§ **Task instructions**: Where a picture shows up in the listing below, omit it and output the rest exactly.

§ **Extracted information**:
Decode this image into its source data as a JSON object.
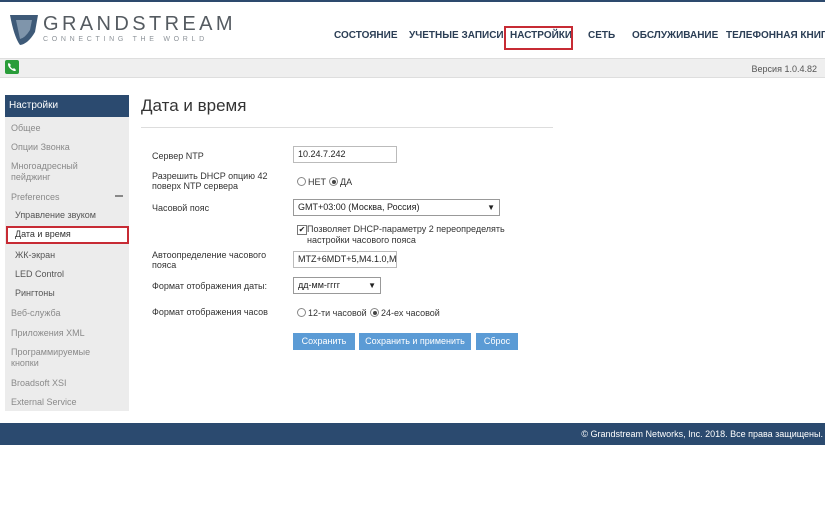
{
  "header": {
    "brand": "GRANDSTREAM",
    "tagline": "CONNECTING THE WORLD",
    "nav": [
      "СОСТОЯНИЕ",
      "УЧЕТНЫЕ ЗАПИСИ",
      "НАСТРОЙКИ",
      "СЕТЬ",
      "ОБСЛУЖИВАНИЕ",
      "ТЕЛЕФОННАЯ КНИГА"
    ],
    "active_nav": "НАСТРОЙКИ"
  },
  "subbar": {
    "version": "Версия 1.0.4.82"
  },
  "sidebar": {
    "title": "Настройки",
    "items": [
      "Общее",
      "Опции Звонка",
      "Многоадресный пейджинг",
      "Preferences",
      "Управление звуком",
      "Дата и время",
      "ЖК-экран",
      "LED Control",
      "Рингтоны",
      "Веб-служба",
      "Приложения XML",
      "Программируемые кнопки",
      "Broadsoft XSI",
      "External Service"
    ],
    "active": "Дата и время"
  },
  "main": {
    "title": "Дата и время",
    "ntp_label": "Сервер NTP",
    "ntp_value": "10.24.7.242",
    "dhcp42_label": "Разрешить DHCP опцию 42 поверх NTP сервера",
    "dhcp42_no": "НЕТ",
    "dhcp42_yes": "ДА",
    "dhcp42_selected": "ДА",
    "tz_label": "Часовой пояс",
    "tz_value": "GMT+03:00 (Москва, Россия)",
    "dhcp2_text": "Позволяет DHCP-параметру 2 переопределять настройки часового пояса",
    "dhcp2_checked": true,
    "auto_tz_label": "Автоопределение часового пояса",
    "auto_tz_value": "MTZ+6MDT+5,M4.1.0,M",
    "date_format_label": "Формат отображения даты:",
    "date_format_value": "дд-мм-гггг",
    "time_format_label": "Формат отображения часов",
    "time_12": "12-ти часовой",
    "time_24": "24-ех часовой",
    "time_selected": "24-ех часовой",
    "btn_save": "Сохранить",
    "btn_save_apply": "Сохранить и применить",
    "btn_reset": "Сброс"
  },
  "footer": {
    "copyright": "© Grandstream Networks, Inc. 2018. Все права защищены."
  },
  "colors": {
    "navy": "#2b4a6f",
    "highlight": "#c72b34",
    "button": "#5b9bd5"
  }
}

§ **Your response**:
Decode this image into its source data as a JSON object.
{
  "header": {
    "brand": "GRANDSTREAM",
    "tagline": "CONNECTING THE WORLD",
    "nav": [
      "СОСТОЯНИЕ",
      "УЧЕТНЫЕ ЗАПИСИ",
      "НАСТРОЙКИ",
      "СЕТЬ",
      "ОБСЛУЖИВАНИЕ",
      "ТЕЛЕФОННАЯ КНИГА"
    ],
    "active_nav": "НАСТРОЙКИ"
  },
  "subbar": {
    "version": "Версия 1.0.4.82"
  },
  "sidebar": {
    "title": "Настройки",
    "items": [
      "Общее",
      "Опции Звонка",
      "Многоадресный пейджинг",
      "Preferences",
      "Управление звуком",
      "Дата и время",
      "ЖК-экран",
      "LED Control",
      "Рингтоны",
      "Веб-служба",
      "Приложения XML",
      "Программируемые кнопки",
      "Broadsoft XSI",
      "External Service"
    ],
    "active": "Дата и время"
  },
  "main": {
    "title": "Дата и время",
    "ntp_label": "Сервер NTP",
    "ntp_value": "10.24.7.242",
    "dhcp42_label": "Разрешить DHCP опцию 42 поверх NTP сервера",
    "dhcp42_no": "НЕТ",
    "dhcp42_yes": "ДА",
    "dhcp42_selected": "ДА",
    "tz_label": "Часовой пояс",
    "tz_value": "GMT+03:00 (Москва, Россия)",
    "dhcp2_text": "Позволяет DHCP-параметру 2 переопределять настройки часового пояса",
    "dhcp2_checked": true,
    "auto_tz_label": "Автоопределение часового пояса",
    "auto_tz_value": "MTZ+6MDT+5,M4.1.0,M",
    "date_format_label": "Формат отображения даты:",
    "date_format_value": "дд-мм-гггг",
    "time_format_label": "Формат отображения часов",
    "time_12": "12-ти часовой",
    "time_24": "24-ех часовой",
    "time_selected": "24-ех часовой",
    "btn_save": "Сохранить",
    "btn_save_apply": "Сохранить и применить",
    "btn_reset": "Сброс"
  },
  "footer": {
    "copyright": "© Grandstream Networks, Inc. 2018. Все права защищены."
  },
  "colors": {
    "navy": "#2b4a6f",
    "highlight": "#c72b34",
    "button": "#5b9bd5"
  }
}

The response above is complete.